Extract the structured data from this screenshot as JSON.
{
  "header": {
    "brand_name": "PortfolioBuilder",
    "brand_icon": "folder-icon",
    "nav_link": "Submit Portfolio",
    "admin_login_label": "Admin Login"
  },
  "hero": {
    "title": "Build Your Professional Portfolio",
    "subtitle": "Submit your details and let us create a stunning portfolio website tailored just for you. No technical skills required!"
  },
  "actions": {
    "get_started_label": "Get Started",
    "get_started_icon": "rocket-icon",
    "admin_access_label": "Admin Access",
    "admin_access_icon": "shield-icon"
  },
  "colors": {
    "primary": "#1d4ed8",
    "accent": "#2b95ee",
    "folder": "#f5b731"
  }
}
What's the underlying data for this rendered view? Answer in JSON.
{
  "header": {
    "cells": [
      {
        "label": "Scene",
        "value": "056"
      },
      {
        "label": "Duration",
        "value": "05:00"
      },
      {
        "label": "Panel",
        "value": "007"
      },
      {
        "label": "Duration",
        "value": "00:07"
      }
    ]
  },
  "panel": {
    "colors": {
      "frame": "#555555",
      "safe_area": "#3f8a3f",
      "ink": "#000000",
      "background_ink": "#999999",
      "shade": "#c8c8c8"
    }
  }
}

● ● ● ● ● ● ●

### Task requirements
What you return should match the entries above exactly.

### Finished exercise
Extract the structured data from this screenshot as JSON.
{
  "header": {
    "brand_name": "PortfolioBuilder",
    "brand_icon": "folder-icon",
    "nav_link": "Submit Portfolio",
    "admin_login_label": "Admin Login"
  },
  "hero": {
    "title": "Build Your Professional Portfolio",
    "subtitle": "Submit your details and let us create a stunning portfolio website tailored just for you. No technical skills required!"
  },
  "actions": {
    "get_started_label": "Get Started",
    "get_started_icon": "rocket-icon",
    "admin_access_label": "Admin Access",
    "admin_access_icon": "shield-icon"
  },
  "colors": {
    "primary": "#1d4ed8",
    "accent": "#2b95ee",
    "folder": "#f5b731"
  }
}
What's the underlying data for this rendered view? Answer in JSON.
{
  "header": {
    "cells": [
      {
        "label": "Scene",
        "value": "056"
      },
      {
        "label": "Duration",
        "value": "05:00"
      },
      {
        "label": "Panel",
        "value": "007"
      },
      {
        "label": "Duration",
        "value": "00:07"
      }
    ]
  },
  "panel": {
    "colors": {
      "frame": "#555555",
      "safe_area": "#3f8a3f",
      "ink": "#000000",
      "background_ink": "#999999",
      "shade": "#c8c8c8"
    }
  }
}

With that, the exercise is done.